Average Risk vs. High Risk
Women with average risk are recommended to begin screening every year with a mammogram at age 45 but can begin screening every year at age 40. Once a woman reaches age 55, the woman can choose to continue yearly mammograms or switch to every other year.
However, women at higher risk for breast cancer should start receiving mammograms and breast MRIs every year, starting at age 30. Early detection and diagnosis are essential to treating breast cancer before it metastasizes. It’s important to assess your risk for developing breast cancer and consult with your healthcare provider for the best time to begin screening.
DID YOU KNOW? Men can also develop breast cancer. Breast cancer in men is rare, with less than 1% of all breast cancers occurring in men.
Symptoms to Look For
While early diagnosis is instrumental to catching breast cancer early, there are physical symptoms that are important to take note of as well.
- Lumps or areas of thickening in the breast or armpit area
- Changes in the size or shape of the breasts, not related to menstruation
- Skin changes, from uneven texture to areas of redness
- Sagging or retraction of the nipple
- Nipple discharge (blood, white or clear fluid)
These symptoms are not always an indicator of cancer and may be symptoms of another condition. However, if any of these symptoms arise, schedule an appointment with your trusted healthcare provider right away to determine the cause.
What happens if we receive news we weren’t expecting? What’s next?
Your doctor is a great resource for guiding you through the next steps after diagnosis. Your doctor will be able to run more tests, determine what kind of breast cancer you may have and what treatment plan is best for you. They’ll also be able to answer any clinical questions or concerns you may have.
Other individuals or groups can be great resources for guiding you through this challenging chapter as well. Living Beyond Breast Cancer is a national, non-profit organization that strives to provide patients with trusted breast cancer information and a community of support. Because LBBC employs volunteers to provide their wisdom and experience to help with medical, emotional, and practical concerns, their nationally recognized high-quality services are offered for free. They also offer their services to loved ones and caregivers of patients so no one has to feel alone or uninformed.
The fight against breast cancer is a difficult feat, but not one that anyone has to go through alone. Find a community and support system to help you through your experience.

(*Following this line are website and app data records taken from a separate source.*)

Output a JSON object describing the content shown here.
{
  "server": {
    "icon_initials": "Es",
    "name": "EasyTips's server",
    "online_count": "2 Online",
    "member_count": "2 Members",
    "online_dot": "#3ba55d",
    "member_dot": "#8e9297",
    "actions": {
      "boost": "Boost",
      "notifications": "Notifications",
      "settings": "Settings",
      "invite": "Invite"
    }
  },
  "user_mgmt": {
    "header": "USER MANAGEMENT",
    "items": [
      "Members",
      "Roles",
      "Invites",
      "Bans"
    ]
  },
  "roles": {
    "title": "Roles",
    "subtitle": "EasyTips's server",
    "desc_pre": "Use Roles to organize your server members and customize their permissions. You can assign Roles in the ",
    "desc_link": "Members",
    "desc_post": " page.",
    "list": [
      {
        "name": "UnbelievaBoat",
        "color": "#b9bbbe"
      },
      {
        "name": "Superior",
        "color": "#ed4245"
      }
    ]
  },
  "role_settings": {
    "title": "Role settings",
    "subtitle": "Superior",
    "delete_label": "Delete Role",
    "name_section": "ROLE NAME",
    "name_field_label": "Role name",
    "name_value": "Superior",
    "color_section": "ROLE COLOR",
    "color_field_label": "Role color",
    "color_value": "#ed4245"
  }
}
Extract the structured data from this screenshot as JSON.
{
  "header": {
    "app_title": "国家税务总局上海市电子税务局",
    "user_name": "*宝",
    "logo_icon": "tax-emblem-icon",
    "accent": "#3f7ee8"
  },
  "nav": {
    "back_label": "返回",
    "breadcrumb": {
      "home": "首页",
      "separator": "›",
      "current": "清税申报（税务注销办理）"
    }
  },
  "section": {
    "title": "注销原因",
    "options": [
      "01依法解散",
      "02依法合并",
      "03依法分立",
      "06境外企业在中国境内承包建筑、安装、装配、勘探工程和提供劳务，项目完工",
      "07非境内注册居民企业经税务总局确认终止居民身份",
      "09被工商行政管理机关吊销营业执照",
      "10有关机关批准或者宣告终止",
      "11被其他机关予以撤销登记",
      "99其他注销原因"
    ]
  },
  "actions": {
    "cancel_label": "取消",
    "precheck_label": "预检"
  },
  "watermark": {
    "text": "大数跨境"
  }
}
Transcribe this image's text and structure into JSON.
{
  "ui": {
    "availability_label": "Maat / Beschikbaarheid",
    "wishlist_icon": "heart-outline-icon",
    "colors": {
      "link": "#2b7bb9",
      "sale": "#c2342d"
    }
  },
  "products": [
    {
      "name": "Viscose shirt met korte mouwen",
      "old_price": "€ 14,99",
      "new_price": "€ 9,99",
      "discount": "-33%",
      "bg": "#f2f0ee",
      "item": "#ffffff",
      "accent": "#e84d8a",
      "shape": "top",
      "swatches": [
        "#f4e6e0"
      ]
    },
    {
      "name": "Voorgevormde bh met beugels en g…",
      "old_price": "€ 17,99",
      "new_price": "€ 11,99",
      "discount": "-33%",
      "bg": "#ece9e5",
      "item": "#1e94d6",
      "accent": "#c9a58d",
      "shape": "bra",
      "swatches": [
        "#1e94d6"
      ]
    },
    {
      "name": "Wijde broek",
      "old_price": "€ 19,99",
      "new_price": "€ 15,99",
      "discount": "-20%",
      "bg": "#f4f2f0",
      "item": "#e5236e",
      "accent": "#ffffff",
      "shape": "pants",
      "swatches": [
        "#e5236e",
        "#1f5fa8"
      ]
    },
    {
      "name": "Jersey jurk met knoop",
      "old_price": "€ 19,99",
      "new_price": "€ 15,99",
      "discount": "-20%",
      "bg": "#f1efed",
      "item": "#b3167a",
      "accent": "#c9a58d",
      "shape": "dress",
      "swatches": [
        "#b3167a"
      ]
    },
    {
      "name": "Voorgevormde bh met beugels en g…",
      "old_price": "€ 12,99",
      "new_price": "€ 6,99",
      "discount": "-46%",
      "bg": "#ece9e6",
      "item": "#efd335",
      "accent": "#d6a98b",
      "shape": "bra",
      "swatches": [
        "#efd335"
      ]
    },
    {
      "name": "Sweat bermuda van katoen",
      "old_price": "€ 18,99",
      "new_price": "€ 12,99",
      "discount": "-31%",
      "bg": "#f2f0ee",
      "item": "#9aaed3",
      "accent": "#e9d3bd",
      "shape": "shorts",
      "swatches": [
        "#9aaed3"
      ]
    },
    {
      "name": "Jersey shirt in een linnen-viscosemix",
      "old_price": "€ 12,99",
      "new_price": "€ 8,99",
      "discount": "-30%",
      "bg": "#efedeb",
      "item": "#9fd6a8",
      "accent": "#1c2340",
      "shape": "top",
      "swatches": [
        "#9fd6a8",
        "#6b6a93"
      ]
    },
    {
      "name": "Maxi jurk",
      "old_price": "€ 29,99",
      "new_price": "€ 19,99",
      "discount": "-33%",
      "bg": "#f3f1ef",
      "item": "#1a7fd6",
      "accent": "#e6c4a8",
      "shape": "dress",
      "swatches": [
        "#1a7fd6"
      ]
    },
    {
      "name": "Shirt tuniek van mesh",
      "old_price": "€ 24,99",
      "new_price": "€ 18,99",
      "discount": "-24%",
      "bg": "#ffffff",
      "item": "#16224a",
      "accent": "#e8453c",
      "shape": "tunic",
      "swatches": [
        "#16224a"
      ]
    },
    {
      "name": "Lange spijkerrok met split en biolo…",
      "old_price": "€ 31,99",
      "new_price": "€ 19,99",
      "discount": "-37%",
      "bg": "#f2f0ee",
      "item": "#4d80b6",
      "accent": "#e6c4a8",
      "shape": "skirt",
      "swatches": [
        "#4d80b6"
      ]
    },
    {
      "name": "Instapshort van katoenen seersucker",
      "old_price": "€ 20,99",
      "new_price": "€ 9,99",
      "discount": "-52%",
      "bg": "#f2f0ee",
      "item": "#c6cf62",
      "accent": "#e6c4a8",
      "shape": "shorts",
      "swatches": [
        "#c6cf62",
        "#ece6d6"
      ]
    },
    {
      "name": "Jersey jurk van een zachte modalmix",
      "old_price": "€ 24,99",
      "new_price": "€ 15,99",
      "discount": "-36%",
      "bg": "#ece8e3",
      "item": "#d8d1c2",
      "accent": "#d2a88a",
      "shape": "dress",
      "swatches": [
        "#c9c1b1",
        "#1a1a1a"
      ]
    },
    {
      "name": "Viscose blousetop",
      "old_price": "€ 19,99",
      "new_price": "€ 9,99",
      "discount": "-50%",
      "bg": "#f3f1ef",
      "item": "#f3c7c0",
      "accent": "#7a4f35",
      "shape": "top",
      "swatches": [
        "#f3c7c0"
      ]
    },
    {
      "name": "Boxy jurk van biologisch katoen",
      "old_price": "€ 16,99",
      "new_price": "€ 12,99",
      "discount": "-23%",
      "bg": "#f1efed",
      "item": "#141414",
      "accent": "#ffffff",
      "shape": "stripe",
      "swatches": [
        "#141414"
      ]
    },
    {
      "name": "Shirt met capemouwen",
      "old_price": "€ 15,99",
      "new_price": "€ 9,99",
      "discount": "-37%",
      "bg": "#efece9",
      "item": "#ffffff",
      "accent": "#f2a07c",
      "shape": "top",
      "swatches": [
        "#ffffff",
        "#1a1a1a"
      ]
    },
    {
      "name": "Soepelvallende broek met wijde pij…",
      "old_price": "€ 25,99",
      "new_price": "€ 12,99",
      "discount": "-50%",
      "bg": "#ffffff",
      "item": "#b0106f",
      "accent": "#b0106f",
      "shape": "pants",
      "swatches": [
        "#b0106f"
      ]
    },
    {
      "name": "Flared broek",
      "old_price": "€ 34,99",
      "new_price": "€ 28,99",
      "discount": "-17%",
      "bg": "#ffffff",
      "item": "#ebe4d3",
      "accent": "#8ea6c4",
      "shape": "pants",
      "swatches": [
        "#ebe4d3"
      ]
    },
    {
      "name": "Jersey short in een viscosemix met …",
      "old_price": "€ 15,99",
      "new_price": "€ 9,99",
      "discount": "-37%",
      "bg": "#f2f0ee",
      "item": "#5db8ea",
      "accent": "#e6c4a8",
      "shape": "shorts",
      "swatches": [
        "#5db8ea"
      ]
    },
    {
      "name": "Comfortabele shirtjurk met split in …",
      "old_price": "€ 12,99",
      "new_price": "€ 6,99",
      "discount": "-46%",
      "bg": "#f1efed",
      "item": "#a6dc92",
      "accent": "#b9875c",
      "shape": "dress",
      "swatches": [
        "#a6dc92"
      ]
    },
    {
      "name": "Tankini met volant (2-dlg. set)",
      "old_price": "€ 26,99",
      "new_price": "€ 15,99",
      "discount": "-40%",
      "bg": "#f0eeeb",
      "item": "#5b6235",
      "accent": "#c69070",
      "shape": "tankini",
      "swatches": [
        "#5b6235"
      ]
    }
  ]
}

Although breast cancer is one of the most common cancers in the world, preventative measures, education, and early diagnosis are capable of improving the prognosis of this disease. Changes to your lifestyle and scheduling routine screenings are trivial changes that can make a big difference. Finding the cure to breast cancer has proven to be challenging, but we’re optimistic for the future. By expanding our knowledge of breast cancer and raising awareness, we are one step closer to beating breast cancer. #GOPINK